** Opening Records for processing block **
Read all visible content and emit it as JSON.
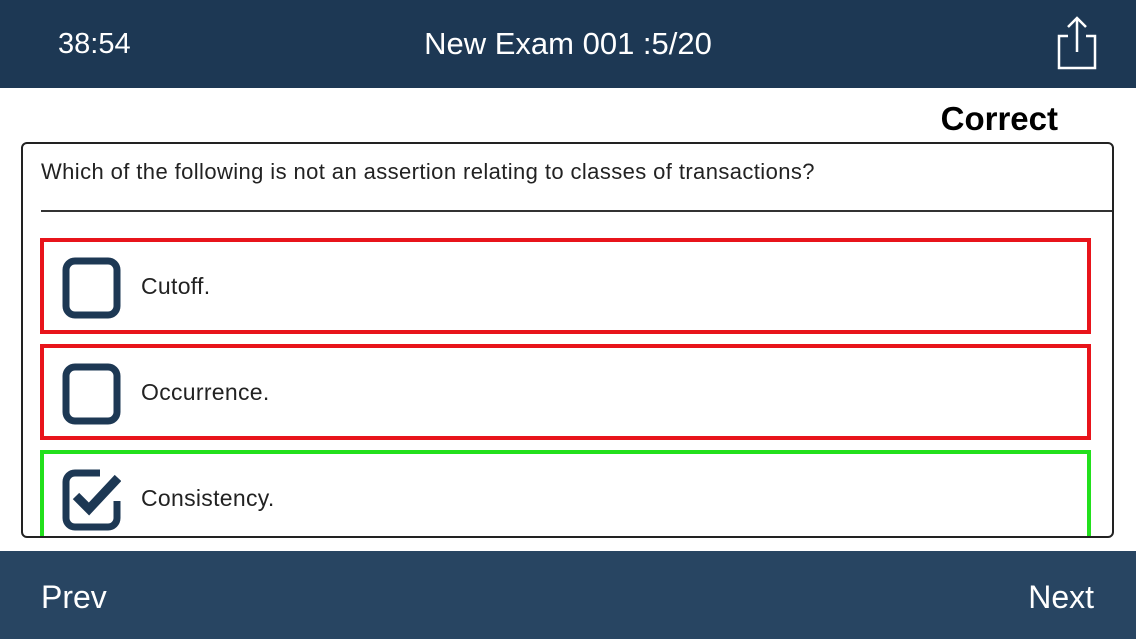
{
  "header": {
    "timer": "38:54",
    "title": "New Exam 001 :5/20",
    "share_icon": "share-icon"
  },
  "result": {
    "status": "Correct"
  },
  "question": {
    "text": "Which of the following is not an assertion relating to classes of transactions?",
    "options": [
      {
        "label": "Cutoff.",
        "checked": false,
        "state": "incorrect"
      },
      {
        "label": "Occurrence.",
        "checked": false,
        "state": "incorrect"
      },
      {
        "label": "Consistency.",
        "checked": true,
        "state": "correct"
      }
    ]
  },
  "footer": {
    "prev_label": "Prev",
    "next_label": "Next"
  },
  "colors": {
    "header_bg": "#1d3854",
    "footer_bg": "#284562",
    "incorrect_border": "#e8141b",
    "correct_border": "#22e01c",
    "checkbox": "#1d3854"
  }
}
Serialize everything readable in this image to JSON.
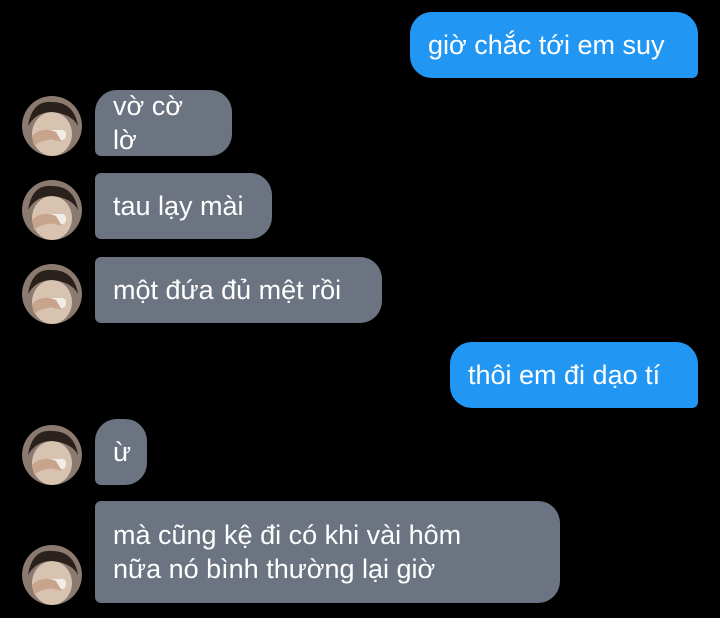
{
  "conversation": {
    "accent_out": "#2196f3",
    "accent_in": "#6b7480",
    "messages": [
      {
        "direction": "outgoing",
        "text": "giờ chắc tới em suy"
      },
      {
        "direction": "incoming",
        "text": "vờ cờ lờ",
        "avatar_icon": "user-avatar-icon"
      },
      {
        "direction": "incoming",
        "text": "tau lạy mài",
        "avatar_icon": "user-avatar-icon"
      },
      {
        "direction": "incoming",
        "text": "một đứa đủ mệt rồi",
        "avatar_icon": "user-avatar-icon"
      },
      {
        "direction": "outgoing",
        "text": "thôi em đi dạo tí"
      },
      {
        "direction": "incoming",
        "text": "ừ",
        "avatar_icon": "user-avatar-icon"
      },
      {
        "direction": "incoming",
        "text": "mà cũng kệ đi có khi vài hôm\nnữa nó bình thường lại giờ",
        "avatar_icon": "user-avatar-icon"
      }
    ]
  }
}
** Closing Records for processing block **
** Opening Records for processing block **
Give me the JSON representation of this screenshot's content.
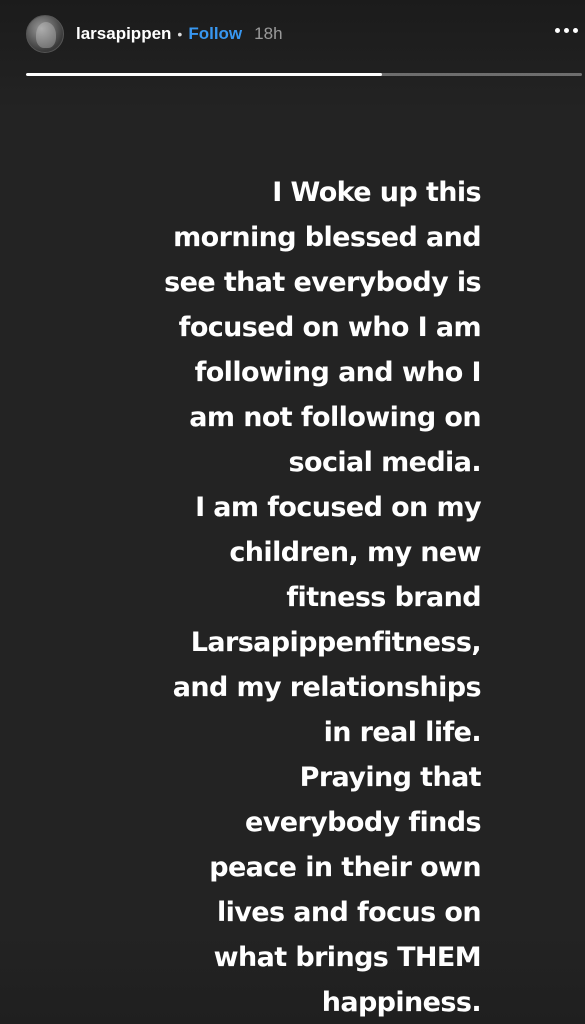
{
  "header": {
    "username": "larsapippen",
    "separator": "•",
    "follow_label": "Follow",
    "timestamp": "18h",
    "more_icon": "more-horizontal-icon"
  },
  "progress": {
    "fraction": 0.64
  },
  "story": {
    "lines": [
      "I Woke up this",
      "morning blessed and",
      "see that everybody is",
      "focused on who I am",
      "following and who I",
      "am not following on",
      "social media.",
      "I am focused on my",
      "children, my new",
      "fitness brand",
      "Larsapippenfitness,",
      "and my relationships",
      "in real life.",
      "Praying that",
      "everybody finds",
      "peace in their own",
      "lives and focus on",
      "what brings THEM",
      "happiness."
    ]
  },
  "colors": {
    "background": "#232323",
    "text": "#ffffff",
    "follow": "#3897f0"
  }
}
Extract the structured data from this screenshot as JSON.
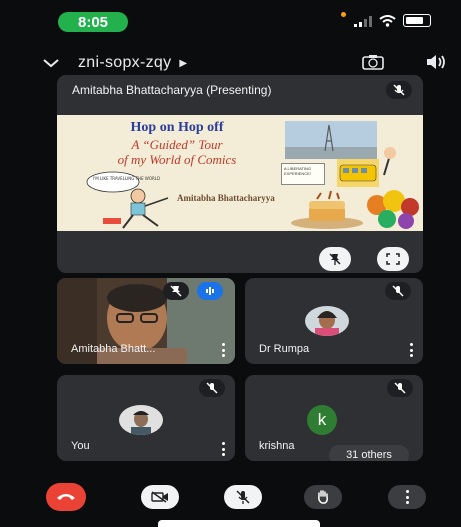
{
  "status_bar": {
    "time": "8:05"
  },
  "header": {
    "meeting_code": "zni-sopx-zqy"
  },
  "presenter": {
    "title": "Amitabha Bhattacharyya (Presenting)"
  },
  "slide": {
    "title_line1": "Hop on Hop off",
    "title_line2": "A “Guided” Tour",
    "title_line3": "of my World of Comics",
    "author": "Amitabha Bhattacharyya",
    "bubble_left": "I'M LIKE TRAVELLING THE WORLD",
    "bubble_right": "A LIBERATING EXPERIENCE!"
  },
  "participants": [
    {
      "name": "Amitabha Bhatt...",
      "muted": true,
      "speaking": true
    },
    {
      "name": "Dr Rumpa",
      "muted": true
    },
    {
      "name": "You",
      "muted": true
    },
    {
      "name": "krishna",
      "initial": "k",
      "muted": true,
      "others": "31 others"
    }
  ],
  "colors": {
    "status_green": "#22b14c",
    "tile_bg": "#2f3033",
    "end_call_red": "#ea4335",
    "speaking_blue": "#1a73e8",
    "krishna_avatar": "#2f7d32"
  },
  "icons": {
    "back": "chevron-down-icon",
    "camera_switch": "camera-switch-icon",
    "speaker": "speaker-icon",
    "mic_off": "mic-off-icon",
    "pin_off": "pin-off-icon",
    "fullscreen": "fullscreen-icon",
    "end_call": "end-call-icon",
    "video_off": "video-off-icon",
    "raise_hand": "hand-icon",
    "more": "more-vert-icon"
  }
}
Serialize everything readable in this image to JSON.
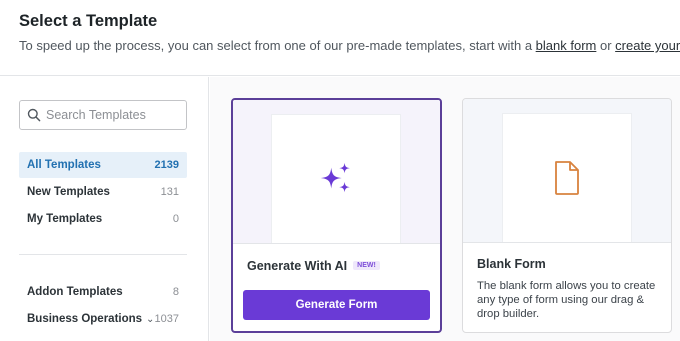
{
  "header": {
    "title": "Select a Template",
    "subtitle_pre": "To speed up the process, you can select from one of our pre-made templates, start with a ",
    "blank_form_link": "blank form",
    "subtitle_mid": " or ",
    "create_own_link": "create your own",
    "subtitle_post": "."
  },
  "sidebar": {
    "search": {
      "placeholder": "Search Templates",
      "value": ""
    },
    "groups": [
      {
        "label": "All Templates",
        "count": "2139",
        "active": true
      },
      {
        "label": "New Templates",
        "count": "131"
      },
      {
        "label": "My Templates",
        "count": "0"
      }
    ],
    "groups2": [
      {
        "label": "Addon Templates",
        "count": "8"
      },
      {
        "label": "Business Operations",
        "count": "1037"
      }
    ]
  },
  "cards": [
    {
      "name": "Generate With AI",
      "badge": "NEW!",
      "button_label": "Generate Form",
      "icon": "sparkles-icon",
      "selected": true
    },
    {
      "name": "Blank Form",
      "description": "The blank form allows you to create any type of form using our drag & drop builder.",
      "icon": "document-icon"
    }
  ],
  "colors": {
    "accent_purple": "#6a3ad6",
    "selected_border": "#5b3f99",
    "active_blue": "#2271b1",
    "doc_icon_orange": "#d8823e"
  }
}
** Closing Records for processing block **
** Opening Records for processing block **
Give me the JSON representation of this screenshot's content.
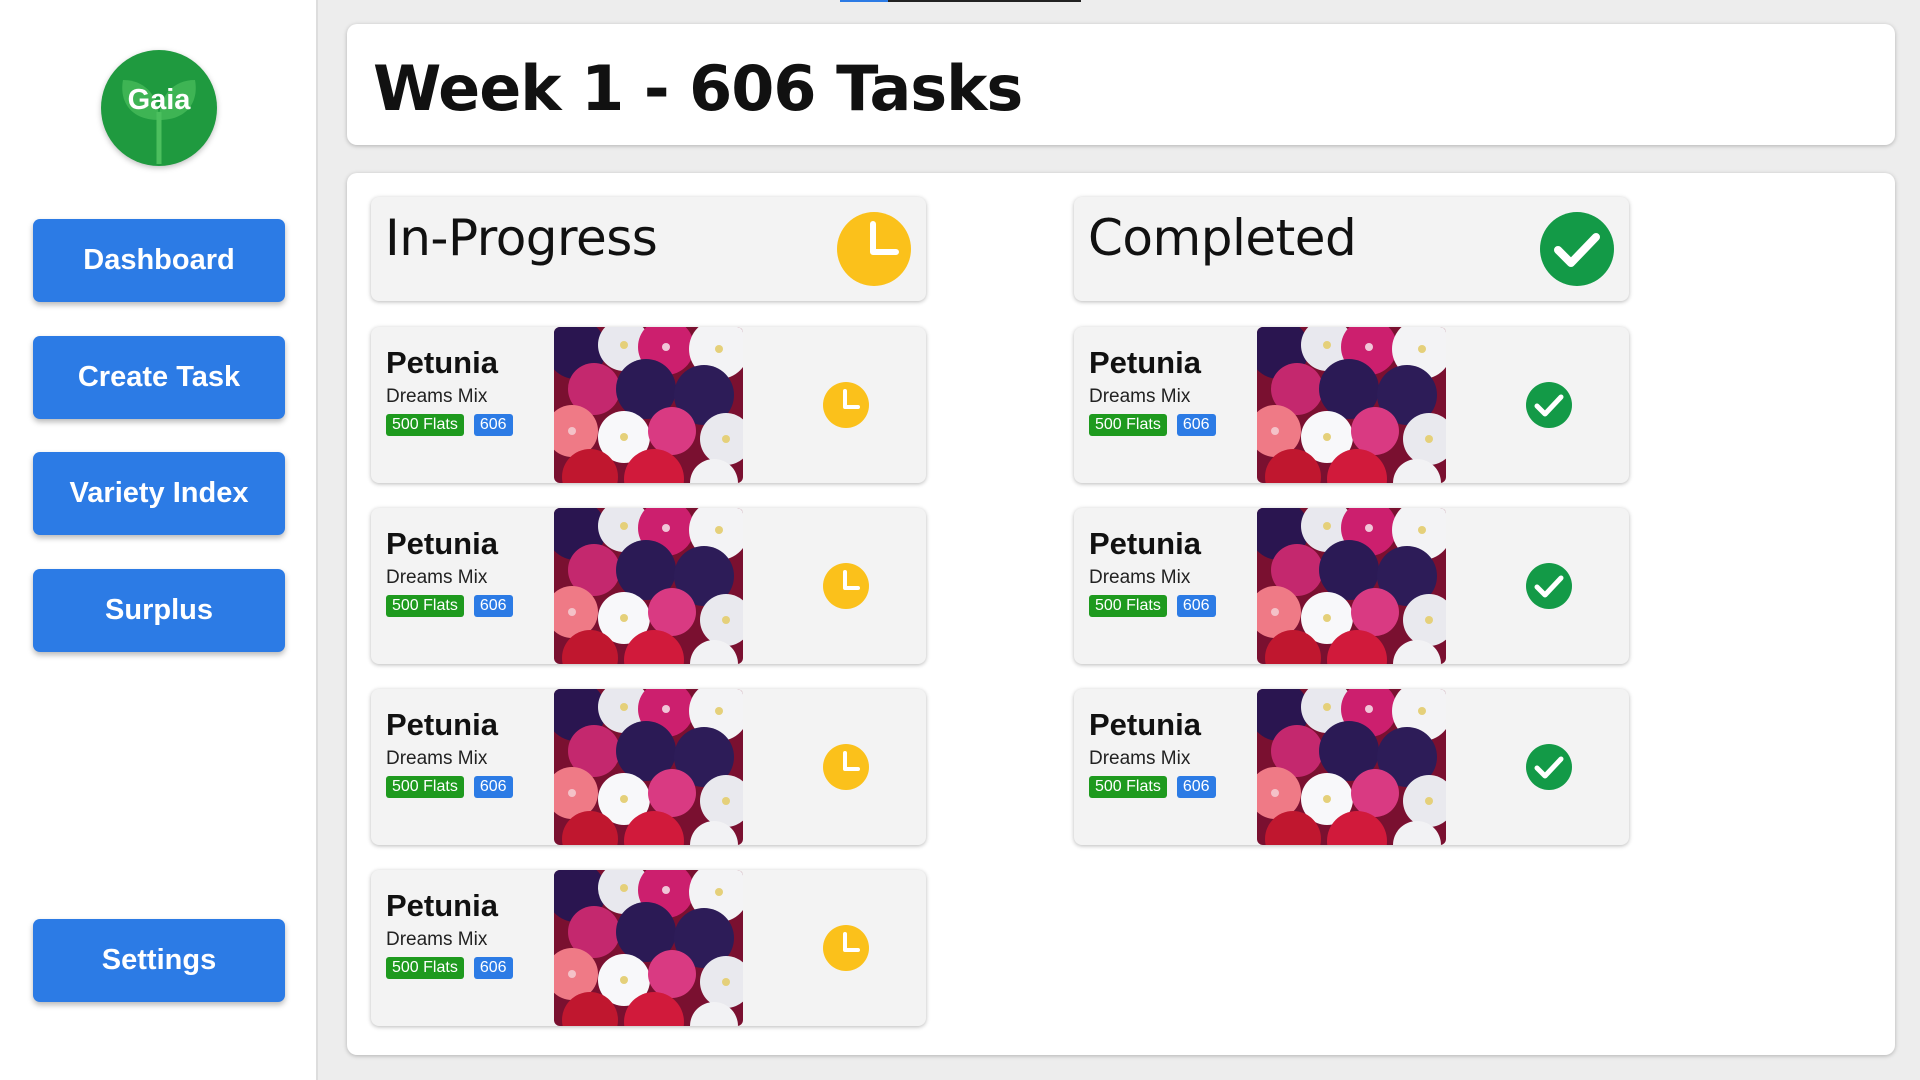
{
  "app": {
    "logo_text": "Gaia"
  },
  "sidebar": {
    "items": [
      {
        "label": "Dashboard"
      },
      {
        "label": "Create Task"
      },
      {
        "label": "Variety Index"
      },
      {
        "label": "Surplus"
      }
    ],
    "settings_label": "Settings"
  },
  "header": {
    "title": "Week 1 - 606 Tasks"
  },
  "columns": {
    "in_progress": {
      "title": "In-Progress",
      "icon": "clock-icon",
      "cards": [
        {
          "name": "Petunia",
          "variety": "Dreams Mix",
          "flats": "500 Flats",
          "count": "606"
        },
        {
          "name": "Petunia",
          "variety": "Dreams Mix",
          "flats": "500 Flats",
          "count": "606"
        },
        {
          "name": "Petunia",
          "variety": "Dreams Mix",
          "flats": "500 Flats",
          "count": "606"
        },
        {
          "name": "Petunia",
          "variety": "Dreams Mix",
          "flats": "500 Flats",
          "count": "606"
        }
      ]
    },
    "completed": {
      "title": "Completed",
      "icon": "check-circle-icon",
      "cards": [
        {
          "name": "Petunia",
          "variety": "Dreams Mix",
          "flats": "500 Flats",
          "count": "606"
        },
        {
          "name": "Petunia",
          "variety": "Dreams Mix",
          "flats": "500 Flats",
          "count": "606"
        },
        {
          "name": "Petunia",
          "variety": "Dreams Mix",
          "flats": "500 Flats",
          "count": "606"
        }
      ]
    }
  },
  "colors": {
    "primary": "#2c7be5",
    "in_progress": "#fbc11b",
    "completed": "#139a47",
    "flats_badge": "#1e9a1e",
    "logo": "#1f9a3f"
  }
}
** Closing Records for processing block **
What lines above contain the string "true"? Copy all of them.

Answer to this task:
        "checked": true,
      "muted": true,
      "speaking": true
      "muted": true
      "muted": true
      "muted": true,
        "active": true
      "selected": true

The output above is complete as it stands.